(DATA PROVIDED Opens)

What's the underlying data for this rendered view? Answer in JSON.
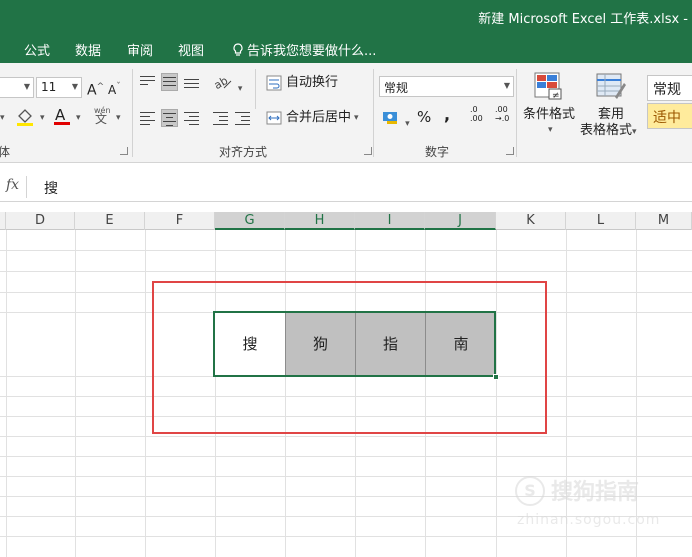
{
  "window": {
    "title": "新建 Microsoft Excel 工作表.xlsx -"
  },
  "menu": {
    "tabs": [
      "公式",
      "数据",
      "审阅",
      "视图"
    ],
    "tell_me": "告诉我您想要做什么..."
  },
  "ribbon": {
    "font": {
      "size": "11",
      "group_label": "体",
      "phonetic": "wén"
    },
    "alignment": {
      "wrap_text": "自动换行",
      "merge_center": "合并后居中",
      "group_label": "对齐方式"
    },
    "number": {
      "format": "常规",
      "percent": "%",
      "comma": ",",
      "inc_decimal_a": ".0",
      "inc_decimal_b": ".00",
      "dec_decimal_a": ".00",
      "dec_decimal_b": "→.0",
      "group_label": "数字"
    },
    "styles": {
      "conditional": "条件格式",
      "table_line1": "套用",
      "table_line2": "表格格式",
      "style_normal": "常规",
      "style_neutral": "适中"
    }
  },
  "formula_bar": {
    "fx": "fx",
    "value": "搜"
  },
  "columns": [
    "D",
    "E",
    "F",
    "G",
    "H",
    "I",
    "J",
    "K",
    "L",
    "M"
  ],
  "cells": [
    {
      "col": "G",
      "text": "搜",
      "fill": "#ffffff"
    },
    {
      "col": "H",
      "text": "狗",
      "fill": "#c0c0c0"
    },
    {
      "col": "I",
      "text": "指",
      "fill": "#c0c0c0"
    },
    {
      "col": "J",
      "text": "南",
      "fill": "#c0c0c0"
    }
  ],
  "colors": {
    "accent": "#217346",
    "highlight_frame": "#e04545",
    "neutral_style": "#ffeb9c"
  },
  "watermark": {
    "brand": "搜狗指南",
    "logo_letter": "S",
    "url": "zhinan.sogou.com"
  }
}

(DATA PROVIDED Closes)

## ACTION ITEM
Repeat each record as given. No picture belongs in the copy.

## EXERCISE ANSWER
What's the underlying data for this rendered view? Answer in JSON.
{
  "window": {
    "title": "新建 Microsoft Excel 工作表.xlsx -"
  },
  "menu": {
    "tabs": [
      "公式",
      "数据",
      "审阅",
      "视图"
    ],
    "tell_me": "告诉我您想要做什么..."
  },
  "ribbon": {
    "font": {
      "size": "11",
      "group_label": "体",
      "phonetic": "wén"
    },
    "alignment": {
      "wrap_text": "自动换行",
      "merge_center": "合并后居中",
      "group_label": "对齐方式"
    },
    "number": {
      "format": "常规",
      "percent": "%",
      "comma": ",",
      "inc_decimal_a": ".0",
      "inc_decimal_b": ".00",
      "dec_decimal_a": ".00",
      "dec_decimal_b": "→.0",
      "group_label": "数字"
    },
    "styles": {
      "conditional": "条件格式",
      "table_line1": "套用",
      "table_line2": "表格格式",
      "style_normal": "常规",
      "style_neutral": "适中"
    }
  },
  "formula_bar": {
    "fx": "fx",
    "value": "搜"
  },
  "columns": [
    "D",
    "E",
    "F",
    "G",
    "H",
    "I",
    "J",
    "K",
    "L",
    "M"
  ],
  "cells": [
    {
      "col": "G",
      "text": "搜",
      "fill": "#ffffff"
    },
    {
      "col": "H",
      "text": "狗",
      "fill": "#c0c0c0"
    },
    {
      "col": "I",
      "text": "指",
      "fill": "#c0c0c0"
    },
    {
      "col": "J",
      "text": "南",
      "fill": "#c0c0c0"
    }
  ],
  "colors": {
    "accent": "#217346",
    "highlight_frame": "#e04545",
    "neutral_style": "#ffeb9c"
  },
  "watermark": {
    "brand": "搜狗指南",
    "logo_letter": "S",
    "url": "zhinan.sogou.com"
  }
}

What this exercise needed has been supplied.